Italy, which was the epicenter of Europe’s coronavirus outbreak, imposed one of the longest and strictest lockdowns in the world.
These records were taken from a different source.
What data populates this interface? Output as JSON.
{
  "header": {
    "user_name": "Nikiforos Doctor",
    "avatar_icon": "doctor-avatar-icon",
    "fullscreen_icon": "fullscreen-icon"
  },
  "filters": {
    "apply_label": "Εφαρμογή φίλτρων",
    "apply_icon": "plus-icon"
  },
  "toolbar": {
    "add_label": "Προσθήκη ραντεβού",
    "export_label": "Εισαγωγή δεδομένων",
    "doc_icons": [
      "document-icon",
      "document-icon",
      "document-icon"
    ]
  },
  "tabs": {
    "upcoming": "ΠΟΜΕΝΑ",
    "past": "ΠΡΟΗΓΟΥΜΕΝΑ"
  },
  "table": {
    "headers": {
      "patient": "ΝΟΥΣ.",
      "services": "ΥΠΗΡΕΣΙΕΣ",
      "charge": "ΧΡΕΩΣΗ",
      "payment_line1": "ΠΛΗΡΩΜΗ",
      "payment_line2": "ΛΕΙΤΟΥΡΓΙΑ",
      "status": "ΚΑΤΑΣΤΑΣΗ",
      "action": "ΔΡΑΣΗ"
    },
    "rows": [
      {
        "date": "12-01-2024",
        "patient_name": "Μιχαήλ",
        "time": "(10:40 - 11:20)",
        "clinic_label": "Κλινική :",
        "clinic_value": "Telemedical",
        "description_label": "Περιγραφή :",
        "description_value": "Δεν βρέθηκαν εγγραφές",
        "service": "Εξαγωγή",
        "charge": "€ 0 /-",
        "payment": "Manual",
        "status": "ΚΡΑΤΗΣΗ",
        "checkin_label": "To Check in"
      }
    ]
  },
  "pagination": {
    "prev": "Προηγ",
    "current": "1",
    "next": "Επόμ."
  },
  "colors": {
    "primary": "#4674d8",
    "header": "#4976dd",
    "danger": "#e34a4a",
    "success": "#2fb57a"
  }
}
Parts of the hospitality industry were given the green light to reopen May 18.
Figures reported by the Italian Federation of Public Establishments cite the lack of tourists, fewer office workers commuting to city centers, and a cautiousness among Italians about the risks of eating out, as reasons for the sharp declines in revenue.
However, businesses that have reopened have reported customers have largely complied with social distancing regulations and rules on wearing masks and hand washing.
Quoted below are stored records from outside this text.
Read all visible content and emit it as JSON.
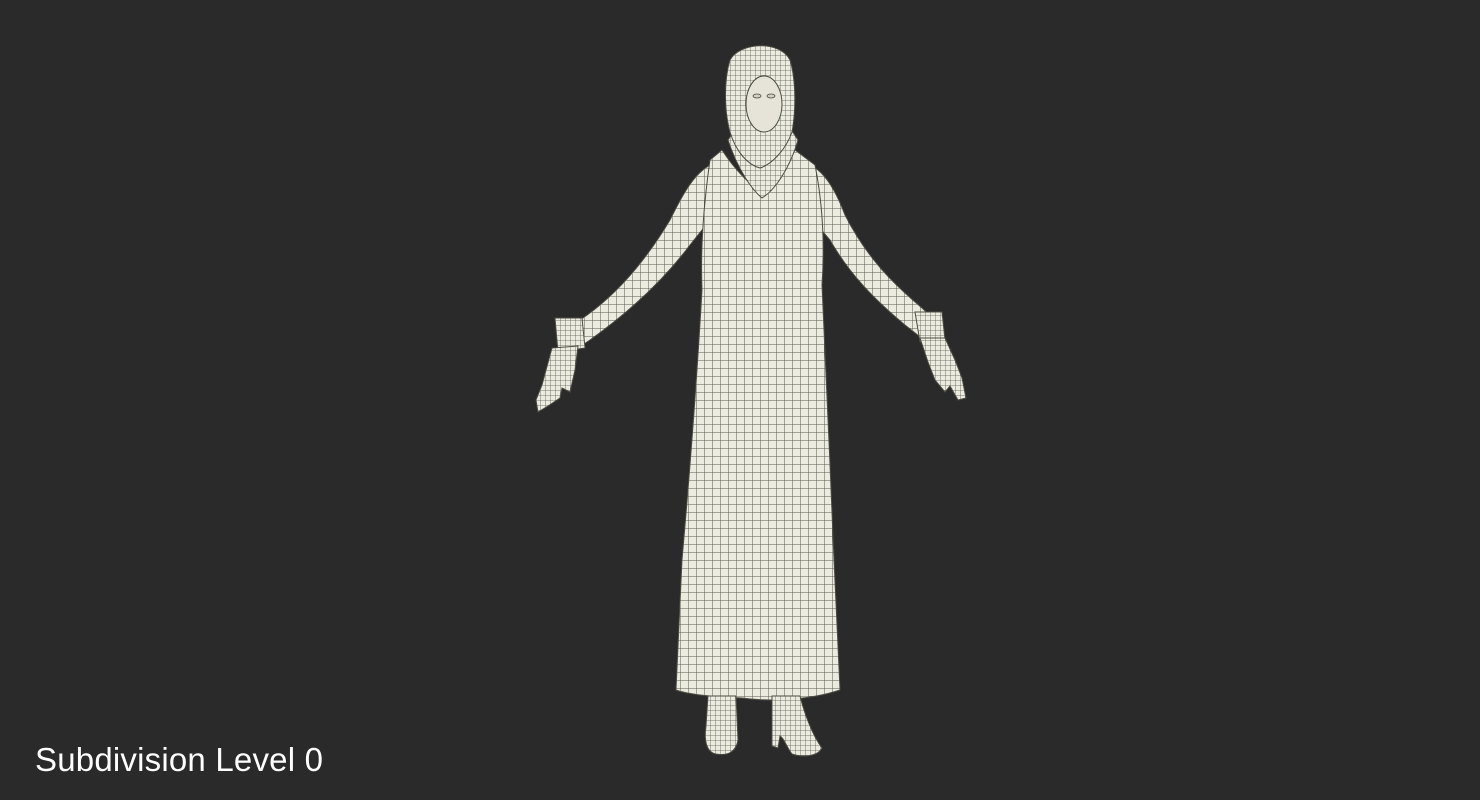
{
  "viewport": {
    "background": "#2a2a2a",
    "mesh_fill": "#ecebe0",
    "mesh_line": "#4d4d44"
  },
  "caption": {
    "text": "Subdivision Level 0"
  }
}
— James Martin
U.S. Coronavirus Deaths Top 100,000 In Bleak Milestone — 5/27/20, 7:45 p.m.
More than 100,000 people have died from the coronavirus in the United States, a somber milestone in the country’s fight against the ongoing pandemic.
Johns Hopkins updated its tally on Wednesday evening, which comes just under four months after President Donald Trump claimed, without evidence, that the virus would likely disappear “in April as the heat comes in.” Those estimates proved far from reality: More than 1.6 million people in the U.S. have now tested positive for the virus and while infection rates are declining in some outbreak centers, they are still rising in regions across the country.
Trump has routinely revised his predictions for the ultimate U.S. death toll as cases spread and has continued to urge states to reopen their economies despite bleak warnings from medical officials that doing so too soon could result in a second wave of infections.
A study released by Columbia University earlier this month found that if the U.S. had imposed broad social distancing measures just a week earlier than it did in March, around 36,000 lives could have been saved.
— Nick Visser
Several Florida Theme Parks Announce Reopening Plans — 5/27/20, 12:06 p.m.
Several popular theme parks have announced plans to reopen in recent weeks, as a number of states across the U.S. continue to ease social distancing guidelines amid the coronavirus pandemic.
On Wednesday, Disney World in Orlando, Florida, presented plans to a Central Florida economic task force outlining a strategy to reopen some portions of its theme park on July 11 and others on July 15. The park temporarily closed in March to curb the spread of the virus.